• _Activity_
Go through the data below and gather each line containing "tier".

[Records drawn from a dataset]
━━━━━━━━━━
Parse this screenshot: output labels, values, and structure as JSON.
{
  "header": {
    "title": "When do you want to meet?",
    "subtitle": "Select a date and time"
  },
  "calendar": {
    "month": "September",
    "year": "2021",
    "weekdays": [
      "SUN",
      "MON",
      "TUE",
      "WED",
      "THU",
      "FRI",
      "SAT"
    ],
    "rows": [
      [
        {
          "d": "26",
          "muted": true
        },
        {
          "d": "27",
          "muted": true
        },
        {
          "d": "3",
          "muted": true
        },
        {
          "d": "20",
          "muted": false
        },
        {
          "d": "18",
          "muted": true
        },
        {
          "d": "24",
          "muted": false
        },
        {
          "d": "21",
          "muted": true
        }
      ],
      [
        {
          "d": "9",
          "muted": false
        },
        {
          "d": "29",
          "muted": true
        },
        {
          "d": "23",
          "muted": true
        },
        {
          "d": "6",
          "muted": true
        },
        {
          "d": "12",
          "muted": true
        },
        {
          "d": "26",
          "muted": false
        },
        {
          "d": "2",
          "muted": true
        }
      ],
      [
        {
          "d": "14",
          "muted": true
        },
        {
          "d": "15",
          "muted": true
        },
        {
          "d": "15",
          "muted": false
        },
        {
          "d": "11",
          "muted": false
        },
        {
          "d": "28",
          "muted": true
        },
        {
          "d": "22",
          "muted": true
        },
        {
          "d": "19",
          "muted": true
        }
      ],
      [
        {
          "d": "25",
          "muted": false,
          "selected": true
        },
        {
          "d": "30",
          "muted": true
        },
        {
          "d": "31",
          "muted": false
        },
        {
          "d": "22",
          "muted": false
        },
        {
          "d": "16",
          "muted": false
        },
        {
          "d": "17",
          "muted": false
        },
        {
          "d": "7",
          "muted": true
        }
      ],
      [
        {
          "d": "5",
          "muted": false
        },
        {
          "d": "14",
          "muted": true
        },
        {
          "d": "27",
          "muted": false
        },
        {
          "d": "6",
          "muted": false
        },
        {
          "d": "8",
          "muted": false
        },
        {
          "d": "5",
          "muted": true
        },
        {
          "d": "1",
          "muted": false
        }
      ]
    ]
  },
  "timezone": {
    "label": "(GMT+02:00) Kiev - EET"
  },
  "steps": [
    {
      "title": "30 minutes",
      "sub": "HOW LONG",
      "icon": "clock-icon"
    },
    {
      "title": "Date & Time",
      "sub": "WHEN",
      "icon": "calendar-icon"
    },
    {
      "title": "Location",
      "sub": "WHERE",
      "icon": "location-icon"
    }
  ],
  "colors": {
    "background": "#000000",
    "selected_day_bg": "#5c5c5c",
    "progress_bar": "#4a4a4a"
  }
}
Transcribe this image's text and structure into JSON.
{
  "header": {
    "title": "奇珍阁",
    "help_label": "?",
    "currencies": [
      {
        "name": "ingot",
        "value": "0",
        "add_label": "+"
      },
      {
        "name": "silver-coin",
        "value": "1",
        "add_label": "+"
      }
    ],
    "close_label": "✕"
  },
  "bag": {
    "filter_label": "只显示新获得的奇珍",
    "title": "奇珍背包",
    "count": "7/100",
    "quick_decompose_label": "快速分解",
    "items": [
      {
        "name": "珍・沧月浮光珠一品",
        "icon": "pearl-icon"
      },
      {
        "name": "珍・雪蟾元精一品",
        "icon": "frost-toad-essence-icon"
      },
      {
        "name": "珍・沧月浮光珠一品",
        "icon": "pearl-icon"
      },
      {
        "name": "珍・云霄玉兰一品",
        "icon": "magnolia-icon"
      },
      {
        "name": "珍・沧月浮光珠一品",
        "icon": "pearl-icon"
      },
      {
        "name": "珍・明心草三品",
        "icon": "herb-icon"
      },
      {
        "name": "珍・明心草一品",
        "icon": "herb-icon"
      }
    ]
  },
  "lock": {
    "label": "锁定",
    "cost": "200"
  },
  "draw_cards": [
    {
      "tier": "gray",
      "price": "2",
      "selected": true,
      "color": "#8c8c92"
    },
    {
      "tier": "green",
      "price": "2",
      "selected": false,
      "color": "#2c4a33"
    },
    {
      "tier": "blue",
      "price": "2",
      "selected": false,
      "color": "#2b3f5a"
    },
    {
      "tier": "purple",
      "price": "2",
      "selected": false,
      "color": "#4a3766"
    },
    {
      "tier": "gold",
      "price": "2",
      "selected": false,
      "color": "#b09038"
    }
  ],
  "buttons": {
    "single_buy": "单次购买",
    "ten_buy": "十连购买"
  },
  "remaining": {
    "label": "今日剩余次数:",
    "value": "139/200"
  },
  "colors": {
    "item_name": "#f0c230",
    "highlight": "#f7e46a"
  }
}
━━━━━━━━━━
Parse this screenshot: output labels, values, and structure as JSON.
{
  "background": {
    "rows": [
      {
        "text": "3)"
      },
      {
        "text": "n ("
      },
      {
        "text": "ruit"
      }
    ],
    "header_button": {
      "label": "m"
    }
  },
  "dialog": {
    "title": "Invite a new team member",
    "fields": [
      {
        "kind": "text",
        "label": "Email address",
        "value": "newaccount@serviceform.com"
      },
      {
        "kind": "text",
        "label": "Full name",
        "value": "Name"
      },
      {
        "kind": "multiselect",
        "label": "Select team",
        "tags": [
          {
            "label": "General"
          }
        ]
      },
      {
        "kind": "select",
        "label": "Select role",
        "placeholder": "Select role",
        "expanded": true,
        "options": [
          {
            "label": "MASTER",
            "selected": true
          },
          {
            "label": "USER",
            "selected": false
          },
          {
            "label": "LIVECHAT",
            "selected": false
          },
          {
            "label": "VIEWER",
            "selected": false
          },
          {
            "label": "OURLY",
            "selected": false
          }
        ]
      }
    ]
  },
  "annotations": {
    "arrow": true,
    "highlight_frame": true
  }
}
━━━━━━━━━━
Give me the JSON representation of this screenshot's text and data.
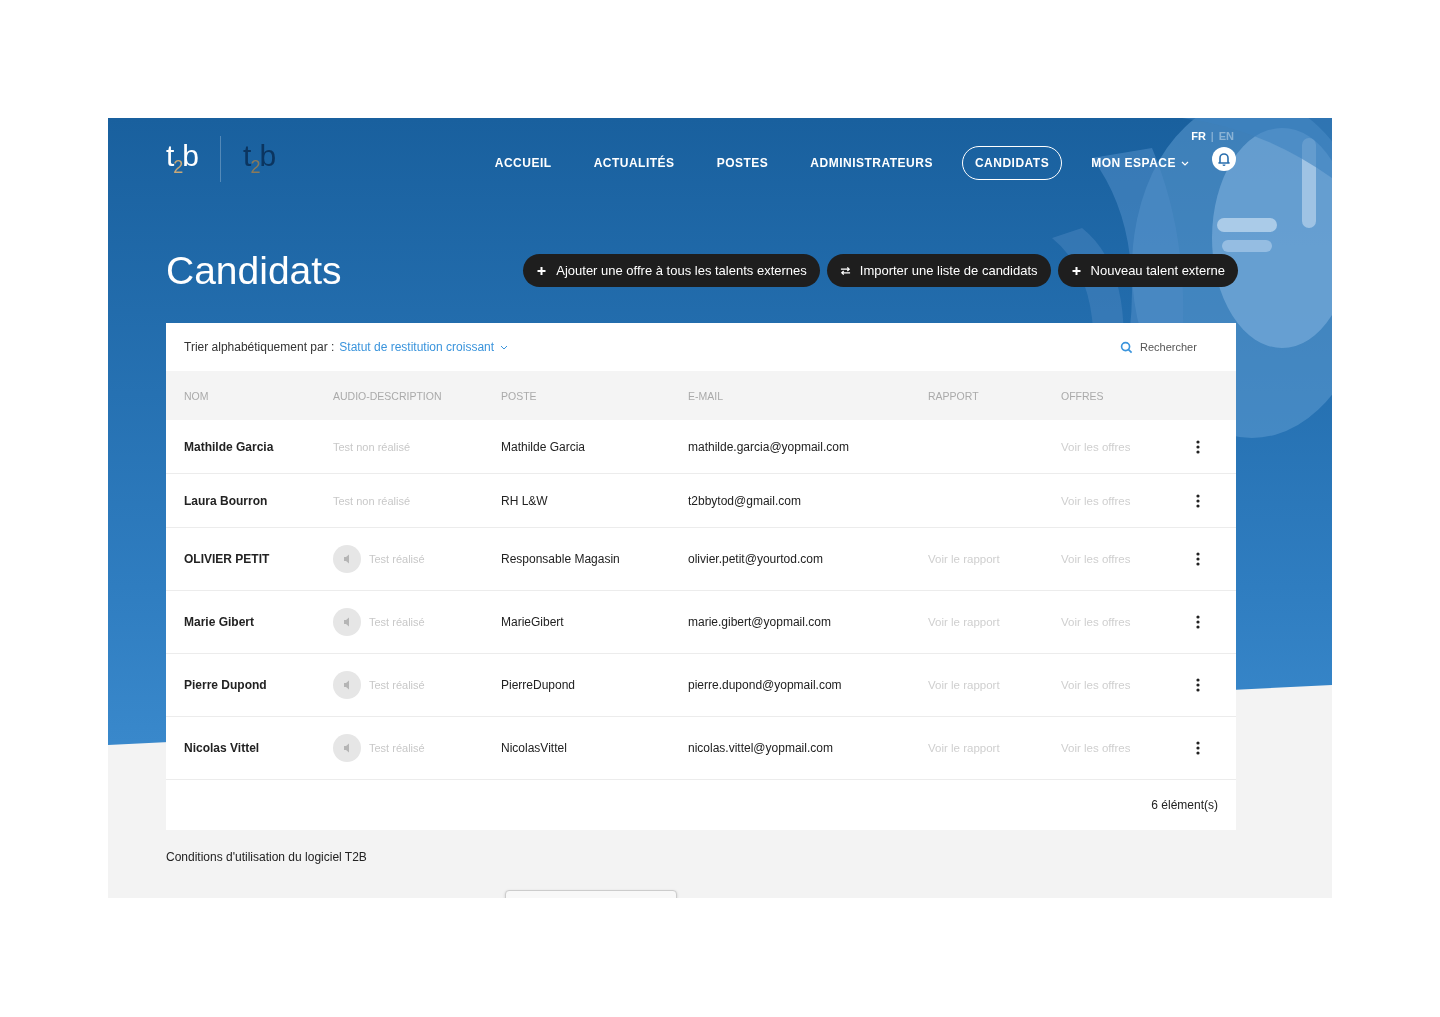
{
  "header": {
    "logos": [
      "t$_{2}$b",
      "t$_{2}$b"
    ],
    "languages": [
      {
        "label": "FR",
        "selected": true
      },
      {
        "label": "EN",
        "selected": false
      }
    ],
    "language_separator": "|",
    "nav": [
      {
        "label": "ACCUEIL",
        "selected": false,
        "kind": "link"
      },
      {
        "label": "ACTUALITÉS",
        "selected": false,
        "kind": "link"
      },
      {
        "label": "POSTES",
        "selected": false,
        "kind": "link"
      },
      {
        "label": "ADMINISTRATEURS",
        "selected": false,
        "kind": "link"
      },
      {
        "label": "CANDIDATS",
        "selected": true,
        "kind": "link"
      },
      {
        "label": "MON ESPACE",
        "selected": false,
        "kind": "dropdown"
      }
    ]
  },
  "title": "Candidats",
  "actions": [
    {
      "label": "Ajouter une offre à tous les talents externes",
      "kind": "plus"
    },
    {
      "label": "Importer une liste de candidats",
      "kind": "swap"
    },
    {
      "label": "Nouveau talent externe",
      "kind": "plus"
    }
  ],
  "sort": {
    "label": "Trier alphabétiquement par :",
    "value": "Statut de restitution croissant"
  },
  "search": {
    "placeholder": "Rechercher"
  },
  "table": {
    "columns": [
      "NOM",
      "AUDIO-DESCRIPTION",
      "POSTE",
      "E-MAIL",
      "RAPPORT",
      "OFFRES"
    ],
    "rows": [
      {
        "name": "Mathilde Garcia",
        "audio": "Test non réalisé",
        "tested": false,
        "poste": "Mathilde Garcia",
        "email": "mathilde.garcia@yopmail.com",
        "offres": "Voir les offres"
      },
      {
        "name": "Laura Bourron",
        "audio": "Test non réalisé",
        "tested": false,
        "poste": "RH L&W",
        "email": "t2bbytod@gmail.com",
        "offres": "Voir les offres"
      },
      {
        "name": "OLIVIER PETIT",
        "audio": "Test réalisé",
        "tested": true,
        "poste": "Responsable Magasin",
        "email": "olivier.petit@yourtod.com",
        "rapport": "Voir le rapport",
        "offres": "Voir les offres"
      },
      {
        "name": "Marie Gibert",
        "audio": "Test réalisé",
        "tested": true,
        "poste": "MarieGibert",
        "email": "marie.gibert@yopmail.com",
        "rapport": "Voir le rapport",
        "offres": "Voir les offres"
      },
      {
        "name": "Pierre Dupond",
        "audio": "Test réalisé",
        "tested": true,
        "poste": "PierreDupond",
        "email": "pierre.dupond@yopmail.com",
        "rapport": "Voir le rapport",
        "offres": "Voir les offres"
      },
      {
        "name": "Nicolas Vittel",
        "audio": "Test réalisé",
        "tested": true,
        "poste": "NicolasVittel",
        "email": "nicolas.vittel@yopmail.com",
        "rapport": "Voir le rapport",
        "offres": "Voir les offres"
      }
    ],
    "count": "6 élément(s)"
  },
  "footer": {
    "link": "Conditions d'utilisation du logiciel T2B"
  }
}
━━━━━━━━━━
• _Exercise result_
      "tier": "gray",
      "tier": "green",
      "tier": "blue",
      "tier": "purple",
      "tier": "gold",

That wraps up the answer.